“Clients of many other firms are telling some real horror stories about a lack of follow-through,” says Christine Overby, an associate analyst at Forrester Research, based in Cambridge, Mass. “Inforte’s approach is hugely important in this market right now. It builds confidence.”

Much hinges on Inforte’s successful track record. The company’s S-1, its official pre-IPO filing with the Securities and Exchange Commission, even warns the firm could suffer significant damage in the marketplace if it ever has a single unsatisfied customer.

The overall global market for services provided by firms such as Inforte is projected to grow to $64.1 billion by 2003, up from $10.1 billion last year, according to Forrester Research. All told, there are now more than 200 companies being tracked by Forrester Research that fall under the “e-commerce integrator” umbrella.

E-commerce integrators such as Inforte combine software and services produced by other vendors in custom configurations designed to meet individual client needs. Integrators have an advantage in that they don’t have to make heavy investments in developing their own proprietary technologies and are instead free to use whatever best-of-breed products that are available to better serve clients.

“What you often see when you bring in multiple-service providers is scope creep and budget creep,” Overby says. “Companies have a tendency to just throw their solutions over the wall. The real challenge is putting those solutions together and making them work. That’s where a company like Inforte comes in.”

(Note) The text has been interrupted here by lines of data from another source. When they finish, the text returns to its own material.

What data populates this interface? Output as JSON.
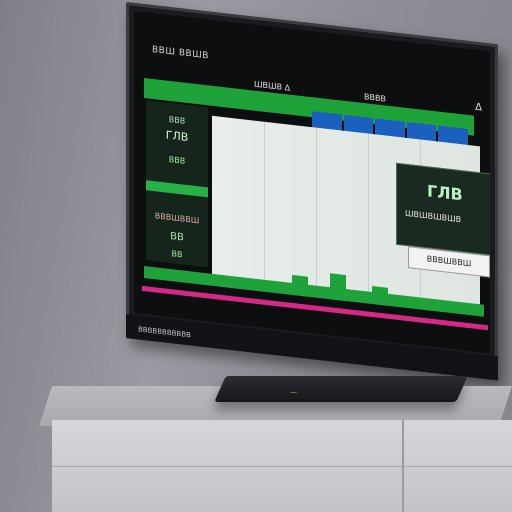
{
  "scene": {
    "screen": {
      "title": "ВВШ ВВШВ",
      "top_label_a": "ШВШВ Δ",
      "top_label_b": "ВВВВ",
      "corner_icon": "Δ",
      "left_panel": {
        "item1": "ВВВ",
        "item2": "ГЛВ",
        "item3": "ВВВ",
        "item4": "ВВВШВВШ",
        "item5": "ВВ",
        "item6": "ВВ"
      },
      "popup": {
        "number": "ГЛВ",
        "label": "ШВШВШВШВ",
        "button": "ВВВШВВШ"
      },
      "footer_label": "ВВВВВВВВВВВ"
    },
    "set_top_box": {
      "label": "—"
    },
    "colors": {
      "screen_green": "#1fa23a",
      "screen_blue": "#1b5fbf",
      "accent_pink": "#d42a86",
      "console": "#d0d1d4"
    }
  }
}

Stephanie Moore, of Giga Information Group, agrees.

“Inforte has a reputation as being a very good system integrator,” Moore says. “That’s really such an important skill. Most providers don’t have that kind of in-depth technical expertise.”

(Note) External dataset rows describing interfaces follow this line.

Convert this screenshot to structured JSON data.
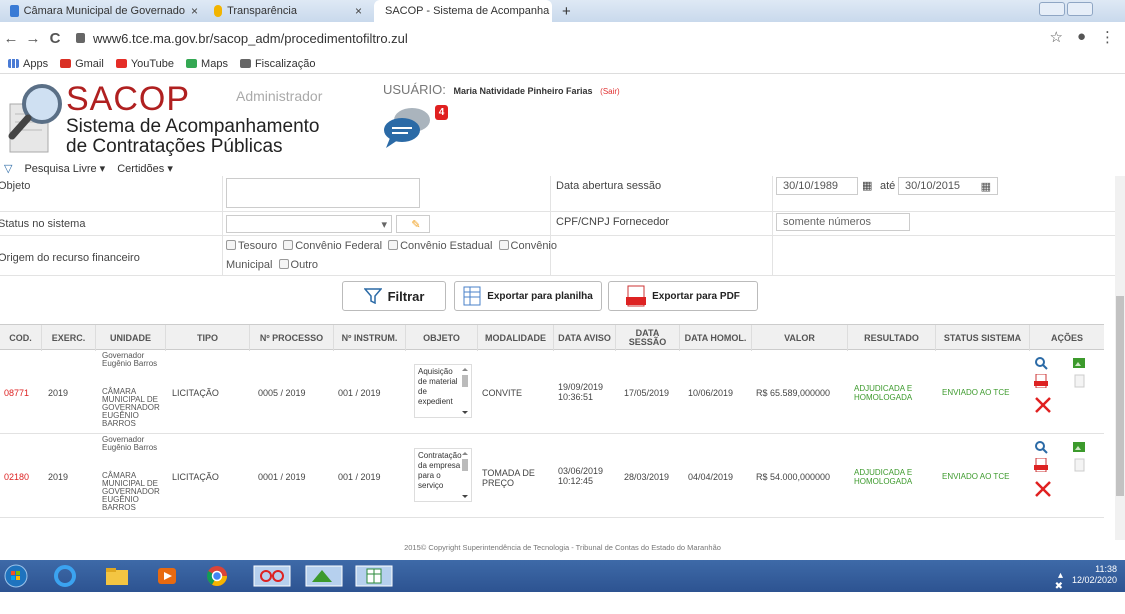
{
  "browser": {
    "tabs": [
      {
        "label": "Câmara Municipal de Governado",
        "close": "×"
      },
      {
        "label": "Transparência",
        "close": "×"
      },
      {
        "label": "SACOP - Sistema de Acompanha",
        "close": "×"
      }
    ],
    "new_tab": "+",
    "url": "www6.tce.ma.gov.br/sacop_adm/procedimentofiltro.zul",
    "back": "←",
    "forward": "→",
    "reload": "C",
    "star": "☆",
    "account": "●",
    "menu": "⋮",
    "bookmarks": [
      "Apps",
      "Gmail",
      "YouTube",
      "Maps",
      "Fiscalização"
    ]
  },
  "header": {
    "logo": "SACOP",
    "system_line1": "Sistema de Acompanhamento",
    "system_line2": "de Contratações Públicas",
    "role": "Administrador",
    "user_label": "USUÁRIO:",
    "user_name": "Maria Natividade Pinheiro Farias",
    "logout": "(Sair)",
    "notifications": "4"
  },
  "menu": {
    "items": [
      "Pesquisa Livre ▾",
      "Certidões ▾"
    ]
  },
  "filters": {
    "objeto_label": "Objeto",
    "status_label": "Status no sistema",
    "origem_label": "Origem do recurso financeiro",
    "data_label": "Data abertura sessão",
    "date_from": "30/10/1989",
    "ate": "até",
    "date_to": "30/10/2015",
    "cpf_label": "CPF/CNPJ Fornecedor",
    "cpf_placeholder": "somente números",
    "options": [
      "Tesouro",
      "Convênio Federal",
      "Convênio Estadual",
      "Convênio"
    ],
    "options2": [
      "Municipal",
      "Outro"
    ]
  },
  "actions": {
    "filter": "Filtrar",
    "export_sheet": "Exportar para planilha",
    "export_pdf": "Exportar para PDF"
  },
  "table": {
    "columns": [
      "COD.",
      "EXERC.",
      "UNIDADE",
      "TIPO",
      "Nº PROCESSO",
      "Nº INSTRUM.",
      "OBJETO",
      "MODALIDADE",
      "DATA AVISO",
      "DATA SESSÃO",
      "DATA HOMOL.",
      "VALOR",
      "RESULTADO",
      "STATUS SISTEMA",
      "AÇÕES"
    ],
    "rows": [
      {
        "cod": "08771",
        "exerc": "2019",
        "unidade_a": "Governador Eugênio Barros",
        "unidade_b": "CÂMARA MUNICIPAL DE GOVERNADOR EUGÊNIO BARROS",
        "tipo": "LICITAÇÃO",
        "processo": "0005 / 2019",
        "instrum": "001 / 2019",
        "objeto": "Aquisição de material de expedient",
        "modalidade": "CONVITE",
        "data_aviso": "19/09/2019 10:36:51",
        "data_sessao": "17/05/2019",
        "data_homol": "10/06/2019",
        "valor": "R$ 65.589,000000",
        "resultado": "ADJUDICADA E HOMOLOGADA",
        "status": "ENVIADO AO TCE"
      },
      {
        "cod": "02180",
        "exerc": "2019",
        "unidade_a": "Governador Eugênio Barros",
        "unidade_b": "CÂMARA MUNICIPAL DE GOVERNADOR EUGÊNIO BARROS",
        "tipo": "LICITAÇÃO",
        "processo": "0001 / 2019",
        "instrum": "001 / 2019",
        "objeto": "Contratação da empresa para o serviço",
        "modalidade": "TOMADA DE PREÇO",
        "data_aviso": "03/06/2019 10:12:45",
        "data_sessao": "28/03/2019",
        "data_homol": "04/04/2019",
        "valor": "R$ 54.000,000000",
        "resultado": "ADJUDICADA E HOMOLOGADA",
        "status": "ENVIADO AO TCE"
      }
    ]
  },
  "footer": "2015© Copyright  Superintendência de Tecnologia - Tribunal de Contas do Estado do Maranhão",
  "tray": {
    "time": "11:38",
    "date": "12/02/2020"
  },
  "colors": {
    "brand_red": "#b02020",
    "status_green": "#3c9a2c",
    "taskbar": "#2d5391"
  }
}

Inforte’s biggest challenge down the road may come not from the approximately 200 smaller firms targeting the same sizable niche but from the “big five” professional-services firms that have long focused on information-technology system-integration projects.

These firms, Andersen Consulting, Deloitte & Touche, Ernst & Young, KPMG/Peat Marwick and Pricewaterhouse Coopers Lybrand lag behind pioneering Web-based upstarts that are focused entirely on Internet-based system integration tasks. But the big five are all setting their sights on similar projects and often have the advantage of more long-standing business relationships with target customers.

“Most of the smaller companies have a narrow window of opportunity before the big five get their acts together,” Overby says. “You’re going to see some of the small companies make it to be large companies, but that window is closing very rapidly.”

Overby says she sees Inforte as a company “that can do more of the technical heavy lifting.”

That’s an advantage, she says, since services are expected to account for more than half of overall e-business integration revenue by 2003.

Over the short term, analysts say Inforte, along with competitors such as Lante, San Francisco-based Scient Corp. {SCNT}, and Viant Corp. {VIAN}, based in Boston, should all have little trouble finding new customers.

“The demand is outstripping the supply,” says Meredith Whalen, program manager for Internet-services research at International Data Corp., in Framingham, Mass. “We’re just beginning to see the massive e-commerce explosion start to take place. It’s a very fragmented market at the moment. But in fragmented markets, good service is always important.”

About the Author /

My published work since 1985 has focused mostly on public policy, technology, science, education and business. I’ve written more than 600 articles for a variety of magazines, journals and newspapers on these often interrelated subjects. The topics I have covered include analysis of progressive approaches to higher education, entrepreneurial trends, e-learning strategies, business management, open source software, alternative energy research and development, voting technologies, streaming media platforms, online electioneering, biotech research, patent and tax law reform, federal nanotechnology policies and tech stocks.